We're looking over the train station to get a grand view of the
1905 Municipal auditorium. The card was postmarked in 1909.
Right behind the station we get a sliver of the Theatorium.
full size view



A look west toward the Theatorium (on the left) and
The Pike beyond from the 1923 Union Pacific Yearbook
put together by station employees of the railroad. By this
 time the building was no longer being used as a theatre.

larger view

Thanks to intrepid theatre sleuth
Michelle Gerdes for finding these goodies!



    Long Beach Public Library   

encore.lbpl.org


An undated postcard view from the Long Beach
Public Library. The red brick stagehouse and
sidewall of the Theatorium is on the right.
full size view

The large building in the distance is the Virginia Hotel.
 The stagehouse with the reddish mansard roof just this
side of the hotel is that of the BentleyTheatre.

Another version of the card (in a larger format) is
in the collection of Loyola Marymount University.

Thanks to Michelle Gerdes for finding
 the card in the LMU archives.



    L.A. Public Library Collection   

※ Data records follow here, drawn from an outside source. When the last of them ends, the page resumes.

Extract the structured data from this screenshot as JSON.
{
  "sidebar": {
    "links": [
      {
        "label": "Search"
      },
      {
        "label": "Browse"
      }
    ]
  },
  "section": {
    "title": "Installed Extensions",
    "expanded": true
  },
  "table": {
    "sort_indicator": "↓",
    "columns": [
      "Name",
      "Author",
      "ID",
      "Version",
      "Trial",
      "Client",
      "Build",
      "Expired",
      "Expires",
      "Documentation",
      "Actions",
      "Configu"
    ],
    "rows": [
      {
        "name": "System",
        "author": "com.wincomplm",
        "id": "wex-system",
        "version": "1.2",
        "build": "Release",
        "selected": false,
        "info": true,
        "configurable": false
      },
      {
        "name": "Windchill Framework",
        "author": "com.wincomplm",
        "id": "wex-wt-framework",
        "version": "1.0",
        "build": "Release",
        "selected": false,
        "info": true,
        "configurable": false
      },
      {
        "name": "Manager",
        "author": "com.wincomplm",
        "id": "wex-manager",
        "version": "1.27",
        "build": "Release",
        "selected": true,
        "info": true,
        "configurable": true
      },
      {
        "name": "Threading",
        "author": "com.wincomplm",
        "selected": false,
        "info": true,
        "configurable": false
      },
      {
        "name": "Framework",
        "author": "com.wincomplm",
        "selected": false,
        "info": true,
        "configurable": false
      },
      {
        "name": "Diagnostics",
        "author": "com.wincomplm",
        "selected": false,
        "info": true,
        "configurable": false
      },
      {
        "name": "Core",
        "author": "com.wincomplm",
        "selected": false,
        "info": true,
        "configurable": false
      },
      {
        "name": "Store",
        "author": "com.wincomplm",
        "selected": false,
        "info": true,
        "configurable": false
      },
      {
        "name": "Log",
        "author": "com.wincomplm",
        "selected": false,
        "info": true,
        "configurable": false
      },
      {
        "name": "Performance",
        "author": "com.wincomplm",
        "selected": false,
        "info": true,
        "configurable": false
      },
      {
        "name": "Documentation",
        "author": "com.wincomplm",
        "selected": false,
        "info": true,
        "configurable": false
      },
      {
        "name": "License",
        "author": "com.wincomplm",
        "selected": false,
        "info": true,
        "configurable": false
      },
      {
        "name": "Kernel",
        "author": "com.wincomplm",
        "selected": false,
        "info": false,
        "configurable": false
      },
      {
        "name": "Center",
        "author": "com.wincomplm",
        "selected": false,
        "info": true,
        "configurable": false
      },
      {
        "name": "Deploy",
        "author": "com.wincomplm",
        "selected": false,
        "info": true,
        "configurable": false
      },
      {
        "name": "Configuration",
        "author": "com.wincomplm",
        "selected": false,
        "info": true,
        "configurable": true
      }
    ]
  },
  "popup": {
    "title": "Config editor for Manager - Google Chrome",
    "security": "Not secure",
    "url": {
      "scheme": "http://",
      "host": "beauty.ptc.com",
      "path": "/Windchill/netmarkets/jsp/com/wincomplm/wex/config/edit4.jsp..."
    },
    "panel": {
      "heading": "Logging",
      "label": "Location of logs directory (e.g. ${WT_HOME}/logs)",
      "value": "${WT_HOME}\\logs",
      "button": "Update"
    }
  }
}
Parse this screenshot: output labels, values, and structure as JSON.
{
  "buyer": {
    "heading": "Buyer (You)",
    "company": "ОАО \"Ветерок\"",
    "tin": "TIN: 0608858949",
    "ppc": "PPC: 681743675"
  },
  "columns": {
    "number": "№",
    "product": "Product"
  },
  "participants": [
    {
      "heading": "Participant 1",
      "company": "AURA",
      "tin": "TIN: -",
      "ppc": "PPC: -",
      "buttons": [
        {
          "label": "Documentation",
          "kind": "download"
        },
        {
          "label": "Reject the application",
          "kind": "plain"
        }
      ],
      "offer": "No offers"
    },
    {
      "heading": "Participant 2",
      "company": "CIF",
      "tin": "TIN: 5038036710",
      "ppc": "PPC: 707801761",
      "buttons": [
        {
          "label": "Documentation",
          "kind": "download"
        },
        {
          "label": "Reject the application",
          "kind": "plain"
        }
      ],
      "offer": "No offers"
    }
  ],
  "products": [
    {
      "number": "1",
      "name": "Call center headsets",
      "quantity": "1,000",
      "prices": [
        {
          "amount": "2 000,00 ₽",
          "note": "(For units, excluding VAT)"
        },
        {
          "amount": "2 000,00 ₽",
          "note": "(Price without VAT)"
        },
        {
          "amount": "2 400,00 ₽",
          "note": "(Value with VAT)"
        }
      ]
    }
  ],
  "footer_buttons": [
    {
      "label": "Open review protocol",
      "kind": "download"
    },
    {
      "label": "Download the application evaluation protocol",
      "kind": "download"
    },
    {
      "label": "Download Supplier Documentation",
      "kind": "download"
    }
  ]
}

www.lapl.org


The Library's caption reads:
"Men are lounging at the entrance to the Theatorium in
Long Beach which advertises itself as "Refined Photoplay".

Two of the men are leaning on the ticket booth which
stands between two wooden columns. The price of admission
is 5 cents. Posters on the side advertise today's
feature, "The Schoolma'm of Stone Gulch". Next poster
advertises "Tenderfoot Bob's Regeneration".
Photo dated: 1912."
full size view

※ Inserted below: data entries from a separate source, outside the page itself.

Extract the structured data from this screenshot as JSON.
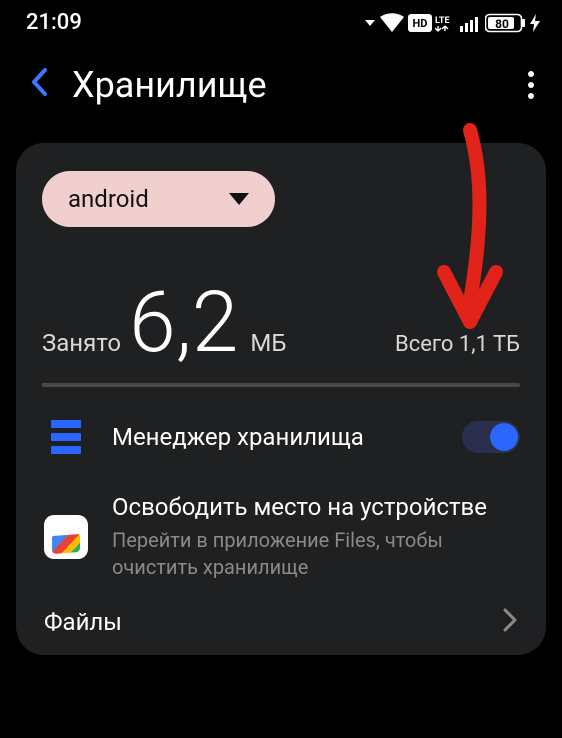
{
  "status": {
    "time": "21:09",
    "battery": "80"
  },
  "header": {
    "title": "Хранилище"
  },
  "account": {
    "label": "android"
  },
  "usage": {
    "used_label": "Занято",
    "used_value": "6,2",
    "used_unit": "МБ",
    "total_text": "Всего 1,1 ТБ"
  },
  "storage_manager": {
    "title": "Менеджер хранилища"
  },
  "free_space": {
    "title": "Освободить место на устройстве",
    "subtitle": "Перейти в приложение Files, чтобы очистить хранилище"
  },
  "files": {
    "label": "Файлы"
  }
}
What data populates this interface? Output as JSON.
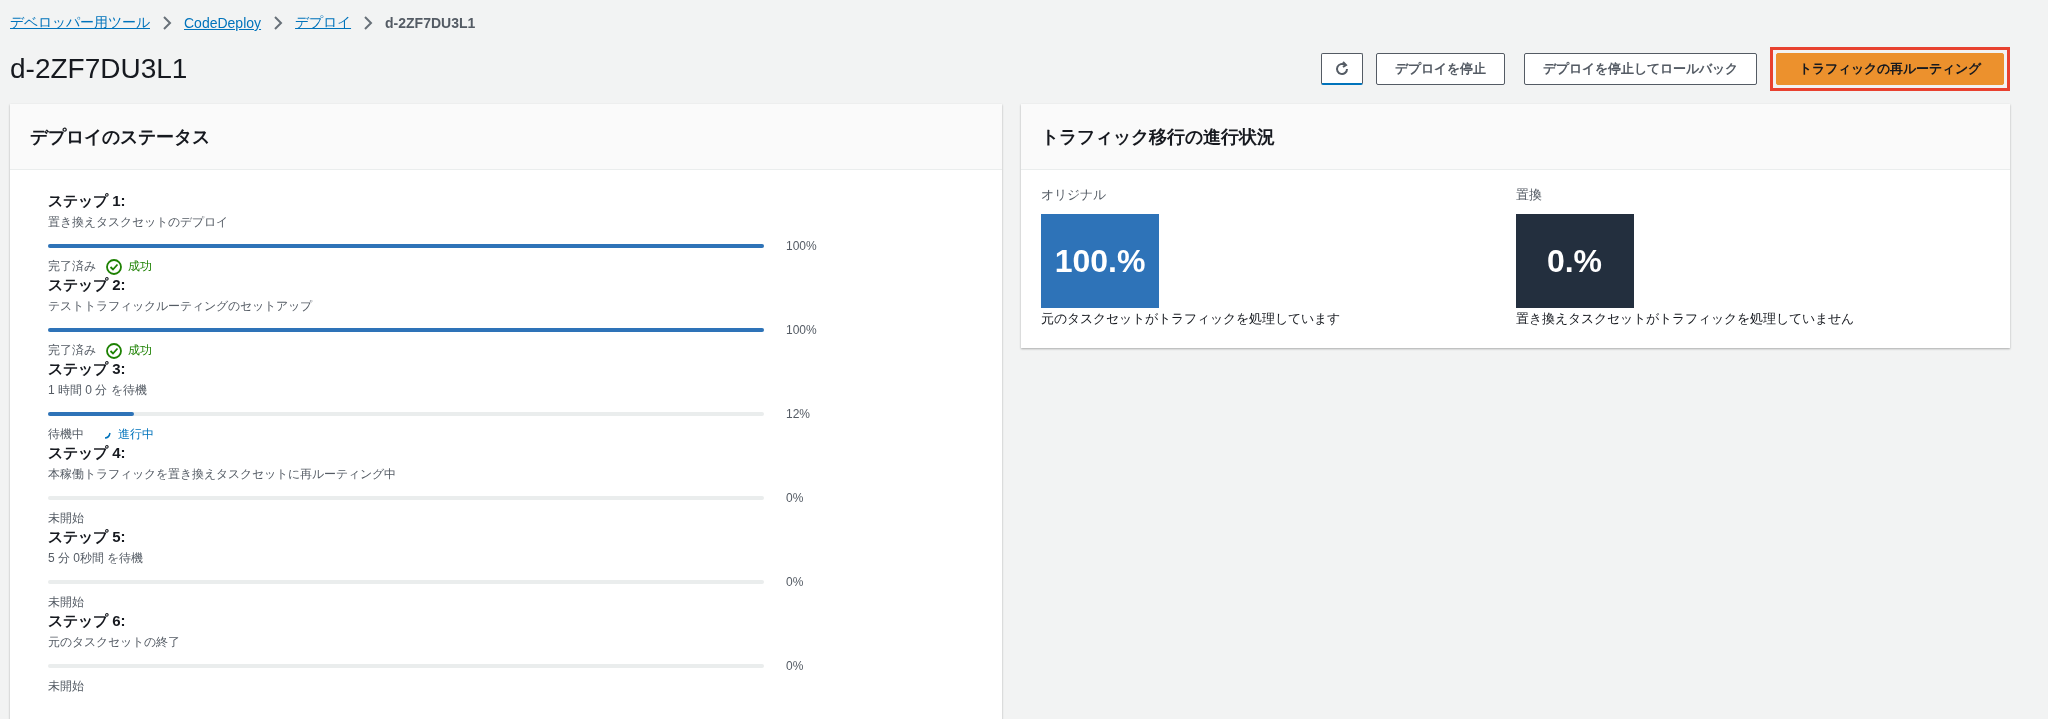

The photo is from the Mrs. William J. Fahey collection.
 It also appears on the CSULB page about the Theatorium.



    Noirish L.A. - Skyscraperpage.com   

skyscraperpage.com

forum.skyscraperpage.com/showthread




Here's a postcard view looking west along the Pike. The Theatorium
stagehouse is visible on the right.  The building with the yellow
awnings will later be the Rialto Theatre.
 
  The card is on post 2308 by Beaudry on Noirish LA - page 116.
full size view



    USC Archives    

digitallibrary.usc.edu/cdm



A c.1910 view looking west. The Theatorium is on
the right. The building with the awning in the lower
center would later be the Rialto.
full size view

The photo is from the California Historical Society.




A detail from the USC image. That's the
stagehouse with the OWL cigar ad on it.